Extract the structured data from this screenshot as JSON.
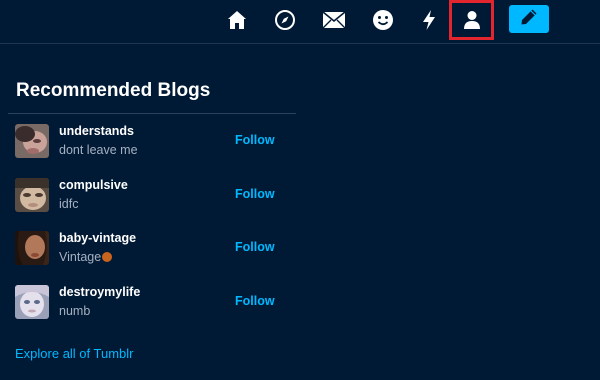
{
  "nav": {
    "icons": [
      "home-icon",
      "explore-icon",
      "inbox-icon",
      "messaging-icon",
      "activity-icon",
      "account-icon"
    ],
    "compose_icon": "pencil-icon",
    "highlight_color": "#e3262e",
    "accent": "#00b8ff"
  },
  "recommended": {
    "title": "Recommended Blogs",
    "follow_label": "Follow",
    "blogs": [
      {
        "name": "understands",
        "description": "dont leave me"
      },
      {
        "name": "compulsive",
        "description": "idfc"
      },
      {
        "name": "baby-vintage",
        "description": "Vintage"
      },
      {
        "name": "destroymylife",
        "description": "numb"
      }
    ],
    "explore_label": "Explore all of Tumblr"
  }
}
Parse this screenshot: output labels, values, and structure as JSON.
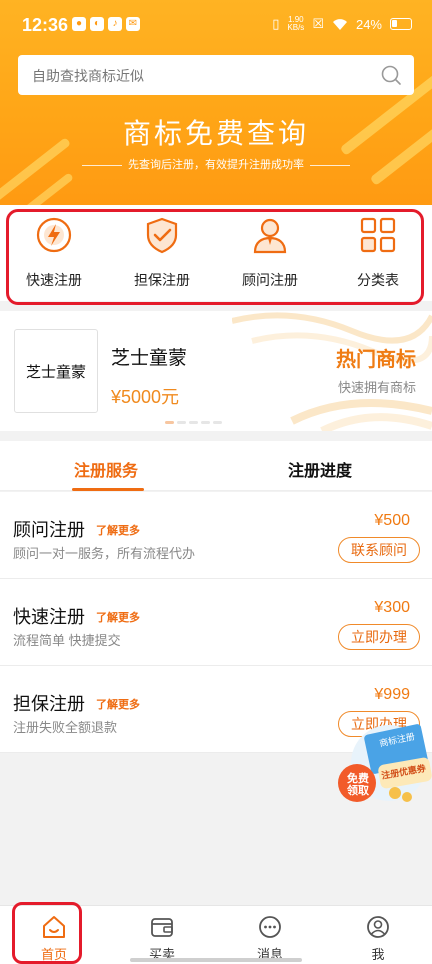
{
  "status_bar": {
    "time": "12:36",
    "net_speed_value": "1.90",
    "net_speed_unit": "KB/s",
    "battery": "24%"
  },
  "search": {
    "placeholder": "自助查找商标近似"
  },
  "hero": {
    "title": "商标免费查询",
    "subtitle": "先查询后注册，有效提升注册成功率"
  },
  "quick_entries": [
    {
      "label": "快速注册",
      "icon": "lightning-icon"
    },
    {
      "label": "担保注册",
      "icon": "shield-check-icon"
    },
    {
      "label": "顾问注册",
      "icon": "consultant-icon"
    },
    {
      "label": "分类表",
      "icon": "grid-icon"
    }
  ],
  "hot_card": {
    "thumb_text": "芝士童蒙",
    "name": "芝士童蒙",
    "price": "¥5000元",
    "tag": "热门商标",
    "tag_sub": "快速拥有商标"
  },
  "tabs": [
    {
      "label": "注册服务",
      "active": true
    },
    {
      "label": "注册进度",
      "active": false
    }
  ],
  "services": [
    {
      "title": "顾问注册",
      "more": "了解更多",
      "desc": "顾问一对一服务，所有流程代办",
      "price": "¥500",
      "button": "联系顾问"
    },
    {
      "title": "快速注册",
      "more": "了解更多",
      "desc": "流程简单 快捷提交",
      "price": "¥300",
      "button": "立即办理"
    },
    {
      "title": "担保注册",
      "more": "了解更多",
      "desc": "注册失败全额退款",
      "price": "¥999",
      "button": "立即办理"
    }
  ],
  "promo": {
    "badge": "免费领取",
    "card": "注册优惠券",
    "ribbon": "商标注册"
  },
  "bottom_nav": [
    {
      "label": "首页",
      "icon": "home-icon",
      "active": true
    },
    {
      "label": "买卖",
      "icon": "wallet-icon",
      "active": false
    },
    {
      "label": "消息",
      "icon": "message-icon",
      "active": false
    },
    {
      "label": "我",
      "icon": "profile-icon",
      "active": false
    }
  ],
  "colors": {
    "accent": "#ef6c12",
    "banner": "#ffa617",
    "highlight_box": "#e41b2b"
  }
}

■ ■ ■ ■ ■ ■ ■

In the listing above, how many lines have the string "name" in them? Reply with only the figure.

Exercise result: 5